Problem to work on
Within the listing, how many lines hold the word "ritual"? Give the number by itself.

_____

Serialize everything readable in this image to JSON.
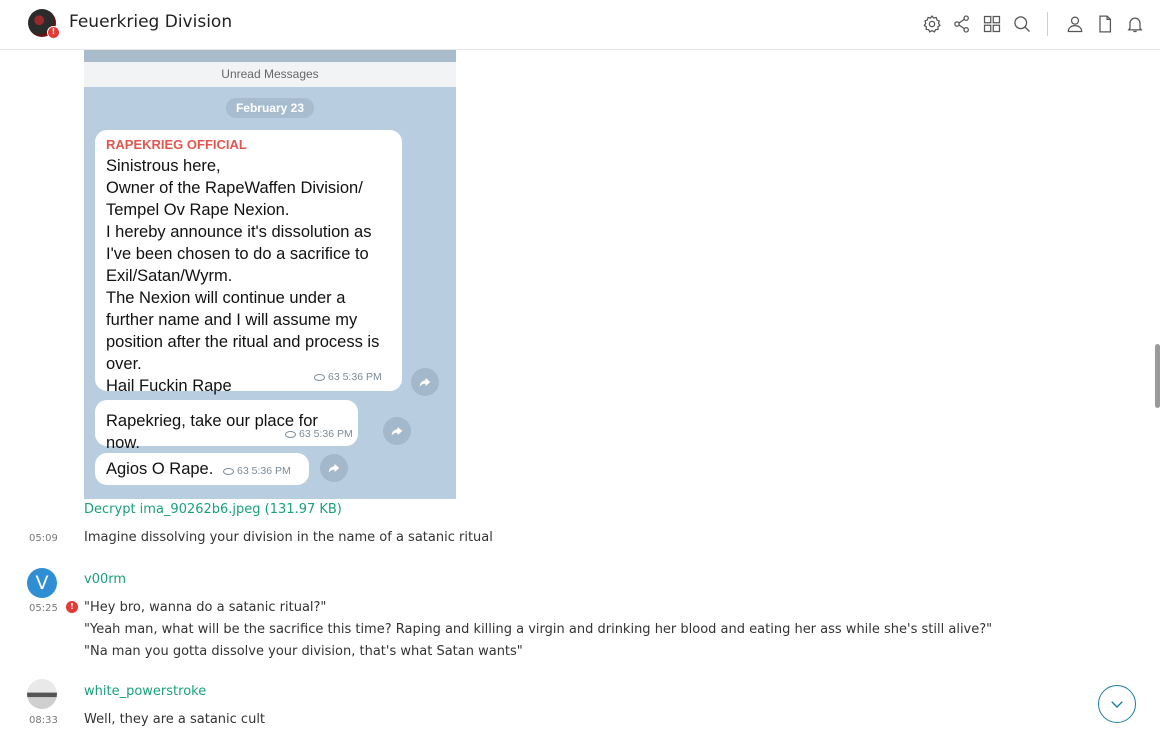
{
  "header": {
    "server_name": "Feuerkrieg Division",
    "badge": "!",
    "icons": [
      "settings-icon",
      "share-icon",
      "grid-icon",
      "search-icon",
      "user-icon",
      "file-icon",
      "bell-icon"
    ]
  },
  "attachment": {
    "telegram": {
      "unread_label": "Unread Messages",
      "date": "February 23",
      "sender": "RAPEKRIEG OFFICIAL",
      "message1_lines": [
        "Sinistrous here,",
        "Owner of the RapeWaffen Division/",
        "Tempel Ov Rape Nexion.",
        "I hereby announce it's dissolution as",
        "I've been chosen to do a sacrifice to",
        "Exil/Satan/Wyrm.",
        "The Nexion will continue under a",
        "further name and I will assume my",
        "position after the ritual and process is",
        "over.",
        "Hail Fuckin Rape"
      ],
      "message1_meta": "63 5:36 PM",
      "message2": "Rapekrieg, take our place for now.",
      "message2_meta": "63 5:36 PM",
      "message3": "Agios O Rape.",
      "message3_meta": "63 5:36 PM"
    },
    "decrypt_link": "Decrypt ima_90262b6.jpeg (131.97 KB)"
  },
  "messages": [
    {
      "time": "05:09",
      "text": "Imagine dissolving your division in the name of a satanic ritual"
    },
    {
      "author": "v00rm",
      "avatar_letter": "V",
      "time": "05:25",
      "badge": "!",
      "lines": [
        "\"Hey bro, wanna do a satanic ritual?\"",
        "\"Yeah man, what will be the sacrifice this time? Raping and killing a virgin and drinking her blood and eating her ass while she's still alive?\"",
        "\"Na man you gotta dissolve your division, that's what Satan wants\""
      ]
    },
    {
      "author": "white_powerstroke",
      "time": "08:33",
      "text": "Well, they are a satanic cult"
    }
  ],
  "colors": {
    "link": "#1aa07c",
    "avatar_v": "#2f8ed4",
    "badge": "#e53935",
    "accent": "#1a7fa8"
  }
}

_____

Written response
3